The Constitutional Court shows, in the reasoning of its decision to reject the Opposition’s challenge concerning parliamentary committees of inquiry, that any person can be subpoenaed or invited to committee hearings if he/she represents a public institution, but the person’s refusal to show up cannot be censured by Parliament but only by the “holder of the disciplinary action,” namely the institution or person on which the said person depends from a hierarchical standpoint. CCR also emphasises that parliamentary inquiries cannot be interrupted by the start of a criminal investigation, since the two can take place simultaneously.
The reasoning pertains to the Court’s June 21 decision to reject PNL-USR’s challenge concerning the modifications brought to Parliament’s Joint Regulations, modifications that instituted the compulsoriness for any person to show up before parliamentary committees of inquiry, at the risk of facing a criminal complaint in case of refusal to do so. According to the same modifications, parliamentary inquiries can take place in parallel with judicial probes.
The Court points out that the Regulations differentiate between three categories of persons that can be invited. Those who have to show up before the inquiry committees due to the fact that the activity of the institutions/authorities they are part of is overseen by Parliament. On the other hand, those who represent, in virtue of their leadership position, authorities/public institutions that are not under parliamentary oversight, but who, in view of the principle of loyal collaboration between state institutions/authorities, have the obligation to take part in the committees’ proceedings in all cases and regardless of the object of the parliamentary inquiry. The third category is that of persons who may have nothing to do with state institutions, in which case it is up to them to choose whether to participate or not.
Thus, the Court’s decision shows that, for example, prosecutors cannot be invited to hearings, however the heads of prosecutor’s offices can be, even though the Public Ministry is not under parliamentary oversight.
Nevertheless, CCR judges explain that Parliament cannot censure them in case of refusal to take part in the proceedings.
“It’s natural for the person subpoenaed to show up and answer the committee’s questions; noting and establishing disciplinary infringements is the exclusive prerogative of the holder of the disciplinary action in case the person subpoenaed does not fulfil these obligations, the committee of inquiry having no such competence,” the reasoning reads.
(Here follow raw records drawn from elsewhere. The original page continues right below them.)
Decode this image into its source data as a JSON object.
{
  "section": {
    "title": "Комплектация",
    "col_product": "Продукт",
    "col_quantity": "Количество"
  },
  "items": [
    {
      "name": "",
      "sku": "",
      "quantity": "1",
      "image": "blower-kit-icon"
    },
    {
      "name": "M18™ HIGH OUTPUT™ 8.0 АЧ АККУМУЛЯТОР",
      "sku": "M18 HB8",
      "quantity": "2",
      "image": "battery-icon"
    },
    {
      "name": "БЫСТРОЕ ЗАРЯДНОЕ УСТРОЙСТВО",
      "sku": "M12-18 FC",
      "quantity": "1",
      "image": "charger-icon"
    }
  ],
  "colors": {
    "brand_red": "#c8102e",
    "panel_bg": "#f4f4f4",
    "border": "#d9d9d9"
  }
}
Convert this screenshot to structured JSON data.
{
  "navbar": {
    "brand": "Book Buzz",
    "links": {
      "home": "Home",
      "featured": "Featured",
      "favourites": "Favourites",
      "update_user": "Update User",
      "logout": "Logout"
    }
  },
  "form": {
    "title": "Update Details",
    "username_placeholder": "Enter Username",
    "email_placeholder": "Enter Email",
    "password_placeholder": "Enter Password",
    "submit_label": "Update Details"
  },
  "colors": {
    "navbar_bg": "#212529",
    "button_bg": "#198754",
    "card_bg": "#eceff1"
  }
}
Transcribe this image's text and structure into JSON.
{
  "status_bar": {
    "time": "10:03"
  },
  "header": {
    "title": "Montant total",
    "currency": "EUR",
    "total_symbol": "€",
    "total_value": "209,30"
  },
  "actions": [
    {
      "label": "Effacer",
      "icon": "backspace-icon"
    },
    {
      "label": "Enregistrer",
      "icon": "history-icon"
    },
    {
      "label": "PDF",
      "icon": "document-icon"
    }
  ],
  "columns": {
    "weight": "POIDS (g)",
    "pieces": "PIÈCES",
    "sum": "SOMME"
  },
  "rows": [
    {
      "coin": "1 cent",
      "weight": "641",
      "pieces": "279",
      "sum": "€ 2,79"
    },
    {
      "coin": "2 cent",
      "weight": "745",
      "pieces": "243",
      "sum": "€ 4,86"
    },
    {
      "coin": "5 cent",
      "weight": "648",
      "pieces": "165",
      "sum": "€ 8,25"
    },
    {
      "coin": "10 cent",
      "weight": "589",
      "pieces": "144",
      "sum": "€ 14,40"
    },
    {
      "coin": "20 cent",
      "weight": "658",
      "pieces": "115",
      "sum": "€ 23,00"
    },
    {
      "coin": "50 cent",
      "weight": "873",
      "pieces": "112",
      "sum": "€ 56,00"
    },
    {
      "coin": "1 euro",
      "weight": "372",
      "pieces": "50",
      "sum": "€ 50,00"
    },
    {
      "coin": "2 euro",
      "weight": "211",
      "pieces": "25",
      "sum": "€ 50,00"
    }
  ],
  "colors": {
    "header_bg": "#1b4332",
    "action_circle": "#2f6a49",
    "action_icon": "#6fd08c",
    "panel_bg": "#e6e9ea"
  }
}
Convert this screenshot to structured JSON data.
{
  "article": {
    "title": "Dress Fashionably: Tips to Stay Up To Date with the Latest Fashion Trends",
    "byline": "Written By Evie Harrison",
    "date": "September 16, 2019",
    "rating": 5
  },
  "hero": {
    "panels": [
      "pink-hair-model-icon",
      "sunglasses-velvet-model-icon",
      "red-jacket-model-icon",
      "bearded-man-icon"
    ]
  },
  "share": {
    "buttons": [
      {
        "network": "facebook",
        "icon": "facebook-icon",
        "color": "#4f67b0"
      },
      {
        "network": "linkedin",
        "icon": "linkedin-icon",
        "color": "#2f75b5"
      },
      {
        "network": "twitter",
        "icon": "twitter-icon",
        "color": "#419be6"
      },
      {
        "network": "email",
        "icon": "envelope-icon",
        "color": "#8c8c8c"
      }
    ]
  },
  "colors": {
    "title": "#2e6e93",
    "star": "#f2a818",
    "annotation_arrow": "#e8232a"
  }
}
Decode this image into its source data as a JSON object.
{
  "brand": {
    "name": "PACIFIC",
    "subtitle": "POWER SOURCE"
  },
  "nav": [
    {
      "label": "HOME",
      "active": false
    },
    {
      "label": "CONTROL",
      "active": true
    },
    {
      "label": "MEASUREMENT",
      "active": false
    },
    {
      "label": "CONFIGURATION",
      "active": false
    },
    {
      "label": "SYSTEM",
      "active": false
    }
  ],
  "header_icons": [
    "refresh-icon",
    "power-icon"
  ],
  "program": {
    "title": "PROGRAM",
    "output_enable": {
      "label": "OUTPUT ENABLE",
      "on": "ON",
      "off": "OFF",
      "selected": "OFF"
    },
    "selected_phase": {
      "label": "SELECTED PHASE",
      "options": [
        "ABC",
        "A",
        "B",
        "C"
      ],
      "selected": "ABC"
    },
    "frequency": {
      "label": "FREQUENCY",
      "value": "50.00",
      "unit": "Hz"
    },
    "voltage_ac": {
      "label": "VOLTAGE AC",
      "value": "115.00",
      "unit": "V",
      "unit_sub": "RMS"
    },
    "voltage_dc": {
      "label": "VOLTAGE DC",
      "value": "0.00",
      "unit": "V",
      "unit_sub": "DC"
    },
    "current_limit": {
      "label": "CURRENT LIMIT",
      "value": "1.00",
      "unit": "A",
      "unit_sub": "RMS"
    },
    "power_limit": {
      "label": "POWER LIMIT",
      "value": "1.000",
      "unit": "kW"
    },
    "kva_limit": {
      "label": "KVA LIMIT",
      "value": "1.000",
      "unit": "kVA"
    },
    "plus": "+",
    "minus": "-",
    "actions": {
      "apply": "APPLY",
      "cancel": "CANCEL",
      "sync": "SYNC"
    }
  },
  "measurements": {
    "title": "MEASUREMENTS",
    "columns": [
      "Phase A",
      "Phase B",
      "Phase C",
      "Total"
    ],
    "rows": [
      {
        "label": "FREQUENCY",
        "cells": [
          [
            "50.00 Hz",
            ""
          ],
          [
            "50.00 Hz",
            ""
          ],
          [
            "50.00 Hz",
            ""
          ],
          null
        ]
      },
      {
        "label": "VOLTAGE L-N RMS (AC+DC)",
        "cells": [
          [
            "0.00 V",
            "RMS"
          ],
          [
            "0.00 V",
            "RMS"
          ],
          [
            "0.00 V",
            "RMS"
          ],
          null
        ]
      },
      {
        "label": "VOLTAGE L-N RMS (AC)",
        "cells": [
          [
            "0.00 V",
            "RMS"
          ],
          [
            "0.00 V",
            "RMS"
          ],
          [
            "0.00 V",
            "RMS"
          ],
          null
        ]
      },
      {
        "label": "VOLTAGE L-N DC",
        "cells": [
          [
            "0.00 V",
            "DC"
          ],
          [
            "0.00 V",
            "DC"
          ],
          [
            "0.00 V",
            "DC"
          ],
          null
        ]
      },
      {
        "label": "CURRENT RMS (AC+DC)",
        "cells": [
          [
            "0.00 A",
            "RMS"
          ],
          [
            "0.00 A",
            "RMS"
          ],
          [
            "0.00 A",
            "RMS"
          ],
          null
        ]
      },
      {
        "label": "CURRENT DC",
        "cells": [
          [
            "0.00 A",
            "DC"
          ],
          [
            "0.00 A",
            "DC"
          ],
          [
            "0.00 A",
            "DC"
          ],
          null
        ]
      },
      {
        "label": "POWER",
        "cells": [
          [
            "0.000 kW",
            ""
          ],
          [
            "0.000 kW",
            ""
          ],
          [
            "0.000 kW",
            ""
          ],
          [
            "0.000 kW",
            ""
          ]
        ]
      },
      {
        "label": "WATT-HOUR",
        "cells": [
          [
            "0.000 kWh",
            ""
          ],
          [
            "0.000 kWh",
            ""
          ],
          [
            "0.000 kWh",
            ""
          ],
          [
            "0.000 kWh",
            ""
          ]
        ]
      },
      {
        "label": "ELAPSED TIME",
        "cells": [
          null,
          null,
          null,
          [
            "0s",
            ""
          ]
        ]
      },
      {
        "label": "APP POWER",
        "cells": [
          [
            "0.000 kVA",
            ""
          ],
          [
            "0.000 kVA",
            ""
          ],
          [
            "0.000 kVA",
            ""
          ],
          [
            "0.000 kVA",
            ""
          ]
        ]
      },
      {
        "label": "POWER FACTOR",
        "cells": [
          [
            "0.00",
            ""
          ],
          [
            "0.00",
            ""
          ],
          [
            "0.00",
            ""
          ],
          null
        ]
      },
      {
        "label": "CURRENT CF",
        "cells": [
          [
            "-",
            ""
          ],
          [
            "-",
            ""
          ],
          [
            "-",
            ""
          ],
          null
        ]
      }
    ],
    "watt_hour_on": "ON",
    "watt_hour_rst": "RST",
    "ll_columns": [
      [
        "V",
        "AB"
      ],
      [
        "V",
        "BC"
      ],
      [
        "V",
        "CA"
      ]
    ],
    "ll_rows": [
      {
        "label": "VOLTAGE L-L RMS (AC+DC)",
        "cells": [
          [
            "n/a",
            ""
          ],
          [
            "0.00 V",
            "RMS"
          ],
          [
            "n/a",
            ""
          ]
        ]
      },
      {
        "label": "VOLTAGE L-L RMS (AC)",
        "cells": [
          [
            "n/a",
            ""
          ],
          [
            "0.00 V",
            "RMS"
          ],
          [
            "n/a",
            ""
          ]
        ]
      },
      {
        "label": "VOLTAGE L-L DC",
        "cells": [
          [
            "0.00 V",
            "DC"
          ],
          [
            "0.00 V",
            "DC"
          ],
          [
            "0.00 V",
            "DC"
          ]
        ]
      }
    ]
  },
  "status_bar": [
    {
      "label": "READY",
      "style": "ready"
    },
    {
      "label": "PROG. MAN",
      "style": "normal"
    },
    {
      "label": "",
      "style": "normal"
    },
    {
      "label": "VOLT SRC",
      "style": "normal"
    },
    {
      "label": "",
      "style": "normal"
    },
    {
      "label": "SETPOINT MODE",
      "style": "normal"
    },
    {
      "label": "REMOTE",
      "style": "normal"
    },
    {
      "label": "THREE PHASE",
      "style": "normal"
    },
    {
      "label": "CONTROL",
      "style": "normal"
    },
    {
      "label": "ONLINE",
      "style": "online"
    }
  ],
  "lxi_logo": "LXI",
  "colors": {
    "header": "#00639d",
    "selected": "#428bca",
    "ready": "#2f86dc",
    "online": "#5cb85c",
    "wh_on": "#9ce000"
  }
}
The Court also accepts the measures included in Parliament’s Regulations, according to which refusal to offer information may result in the lodging of a criminal complaint, explaining that, in its interpretation, this sanction is not the result of failure to participate but of information concerning the possibility of an offence.
“The refusal, on the part of the persons invited before the committee of inquiry, to offer the information requested or to put at the committee’s disposal documents or pieces of evidence that are useful for the committee’s activity does not represent an offence, criminal prosecution bodies not being notified for this refusal; instead, following the corroboration of existing data, the committee can notify criminal prosecution bodies about the committal of an offence,” the judges explain.
The CCR also states that parliamentary inquiries can take place in parallel with judicial investigations, thus deeming that the amendments brought to the Regulations are constitutional.
“It’s obvious that the activity of a committee of inquiry has nothing to do with a judicial investigation. Finding the optimal solutions for the proper functioning of state institutions, discovering/analysing/assessing/determining the causes of important events in the life of the state, presenting them to the public, the transparency of information obtained, debating them, remedying functional/systemic deficiencies noted, these are just as many elements that characterise and, at the same time, differentiate a parliamentary inquiry from a criminal investigation. Hence, there is no reason for the parliamentary inquiry to cease when a judicial investigation starts,” the decision reads.
The Court emphasises that parliamentary oversight exercised via the committees, be they standing committees or special ad-hoc committees of inquiry, “cannot be considered just a decorative function that Parliament exercises.”